• _Task prompt_
Show every line below where "name" appears.

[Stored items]
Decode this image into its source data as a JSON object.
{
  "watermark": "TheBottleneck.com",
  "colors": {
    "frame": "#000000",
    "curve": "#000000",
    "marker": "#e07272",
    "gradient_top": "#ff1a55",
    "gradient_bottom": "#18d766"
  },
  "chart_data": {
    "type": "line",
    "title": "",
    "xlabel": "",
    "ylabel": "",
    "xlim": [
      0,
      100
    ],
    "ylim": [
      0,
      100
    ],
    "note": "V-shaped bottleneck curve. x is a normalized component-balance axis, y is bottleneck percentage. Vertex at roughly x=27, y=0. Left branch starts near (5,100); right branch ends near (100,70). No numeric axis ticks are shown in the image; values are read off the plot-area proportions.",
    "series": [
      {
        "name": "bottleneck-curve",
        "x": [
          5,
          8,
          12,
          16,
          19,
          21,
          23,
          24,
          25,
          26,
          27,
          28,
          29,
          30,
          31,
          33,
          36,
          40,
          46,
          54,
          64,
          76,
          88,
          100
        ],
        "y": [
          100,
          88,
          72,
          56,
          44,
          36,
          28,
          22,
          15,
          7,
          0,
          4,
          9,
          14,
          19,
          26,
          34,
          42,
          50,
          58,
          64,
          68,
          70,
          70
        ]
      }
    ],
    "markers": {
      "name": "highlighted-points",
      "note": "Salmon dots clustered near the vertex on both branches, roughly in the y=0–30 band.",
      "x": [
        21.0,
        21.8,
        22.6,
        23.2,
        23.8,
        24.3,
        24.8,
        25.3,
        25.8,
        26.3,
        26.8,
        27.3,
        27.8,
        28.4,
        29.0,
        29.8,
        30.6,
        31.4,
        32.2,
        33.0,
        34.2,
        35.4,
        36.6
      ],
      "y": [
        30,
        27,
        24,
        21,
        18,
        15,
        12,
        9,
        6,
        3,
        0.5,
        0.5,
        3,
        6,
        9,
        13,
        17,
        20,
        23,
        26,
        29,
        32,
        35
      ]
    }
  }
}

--

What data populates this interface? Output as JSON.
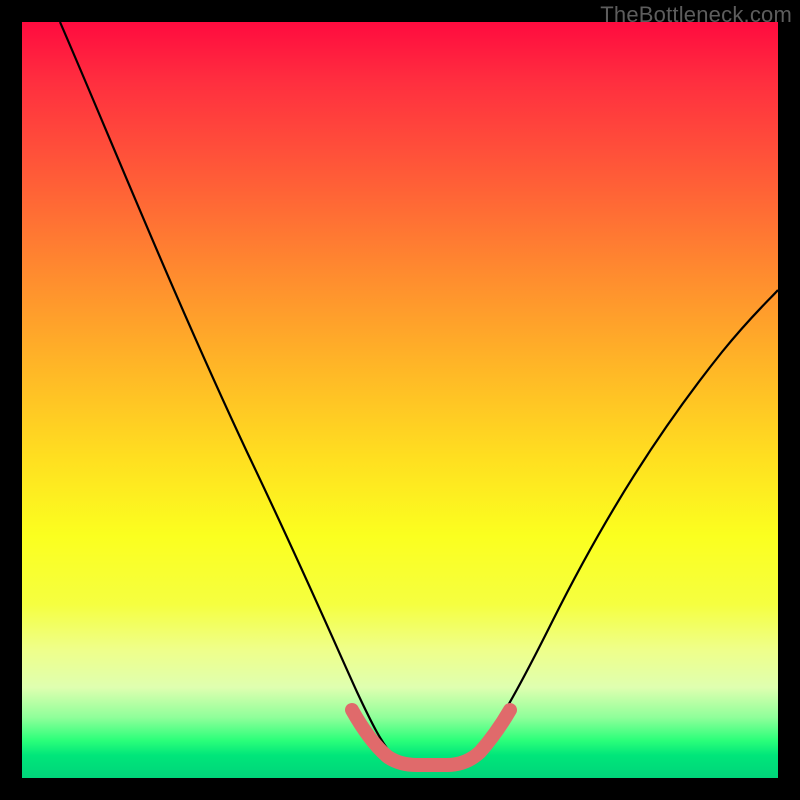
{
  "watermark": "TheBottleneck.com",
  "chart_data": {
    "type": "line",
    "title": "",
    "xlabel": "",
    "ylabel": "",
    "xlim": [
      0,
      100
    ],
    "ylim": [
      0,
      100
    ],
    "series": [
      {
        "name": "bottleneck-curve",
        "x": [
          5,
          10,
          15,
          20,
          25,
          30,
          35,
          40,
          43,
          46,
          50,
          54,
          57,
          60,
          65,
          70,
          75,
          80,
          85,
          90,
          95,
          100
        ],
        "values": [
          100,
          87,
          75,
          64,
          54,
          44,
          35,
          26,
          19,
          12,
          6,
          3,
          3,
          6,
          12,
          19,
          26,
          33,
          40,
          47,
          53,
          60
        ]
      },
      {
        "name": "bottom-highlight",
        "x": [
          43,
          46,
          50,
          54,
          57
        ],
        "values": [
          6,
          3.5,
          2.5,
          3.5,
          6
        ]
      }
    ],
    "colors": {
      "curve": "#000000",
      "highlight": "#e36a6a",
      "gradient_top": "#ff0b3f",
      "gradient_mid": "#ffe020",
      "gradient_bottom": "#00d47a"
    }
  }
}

• _Result_
        "name": "bottleneck-curve",
      "name": "highlighted-points",
        "name": "bottleneck-curve",
        "name": "bottom-highlight",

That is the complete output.